Minimisation. Here’s a Facebook post I wrote while I was at the surgery earlier today:
When it comes to anxiety, for those that don’t understand it, minimisation plays a huge part. Why? Because the thoughts and feelings that play a large role in our day-to-day feel stupid to describe and explain to others. I am often trivialising my thought processes as a means of getting through a conversation with someone such as when I go to the GP or have to explain to work ‘what’s going on’. Minimisation can be extremely harmful – we emulate the viewpoint of others and, in doing so, we belittle our condition to the point that reality hits back hard. It also leads to complications because, by playing things down, others fail to see the relevance of the issue or why you are the way you are. And, of course, that mental burden adds to the overall pressure and soon you hit breaking point. Some breakdowns the AA cannot fix.
I’m in a situation at the moment where I have inadvertently resorted to minimisation because, when it comes to social protocol, I try to avoid awkwardness or the whole “woe is me” routine. This is another example of the mind being the enemy. Where being completely open and honest regardless of how ugly it might get would be the logical option, the mind warps it to seem like minimisation is the way to go; as if it’s some sort of survival instinct. I don’t know if anyone has coined this already but I shall refer to this as the Perception Paradox.
In terms of the daily journey with Mirtazapine, I’m finding my body increasingly infuriating. I have this constant feeling of a racing heart and as soon as even a minor amount of stress happens, it’s like this nitro boost inside me and I feel like I’ve lost control. My stomach has felt constantly bloated and I feel HUGE. I believe I look it too; weight gain is a confirmed side effect for me. The pain in my neck seems to intensify upon stress and when I’m smoking, I can feel it tighten – I believe this is a known problem caused by smoking (constricting blood vessels and changes in neural activity). Before you say anything, no I won’t quit smoking. Not yet anyway – I can literally quit when I want to. I quit for years (not through choice or wanting to) and when I realised the reason for stopping was no more, I started again. I wouldn’t say I’m an addict (most addicts would say that though, right?) and I may, one day decide I no longer wish to smoke. I can go without. Sometimes I just can’t be assed – I don’t smoke in the house so getting up to go outside is often off-putting.

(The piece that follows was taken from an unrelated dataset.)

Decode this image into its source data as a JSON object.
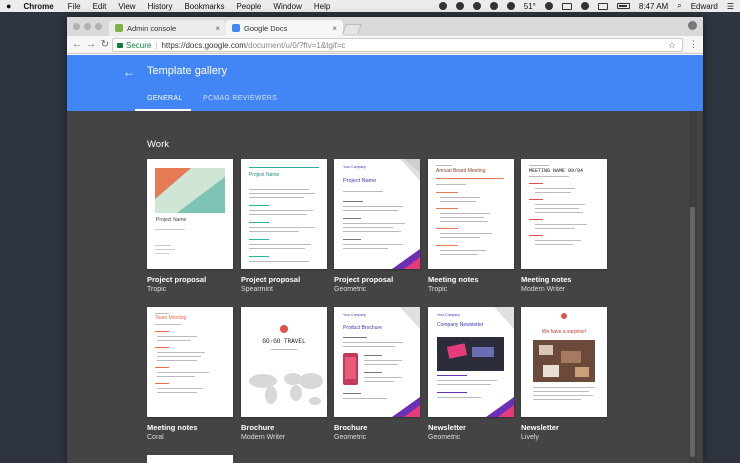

The ‘brain fog’ is still there and worsens every now and again. The more I think about it, the more I can feel certain points inside me where it lies. Today, when I was stuck in traffic on my way to get the kids from school, I felt it behind my left eye – a bizarre sort of pressure pushing away…it’s very bizarre and hard to describe the actual sensation but it isn’t pleasant. As for the communication skills, I’ve generally found it easier just not speaking at times. I stumble over words like a blind man does to hurdles in the 100m event. It’s like Tourette’s only, instead of random/taboo words or tics, I just can’t form a proper sentence. Luckily, I can still write but even that is troublesome due to the forming and then immediate dissipation of words and ideas.
Anyway, I’m going to call it a night on this post – I was meaning to write a lot more but after having to tend to Georgia after she fell out of her bed the train of thought is enveloped in mist and it’s highly likely that the point I continued from makes absolutely no sense.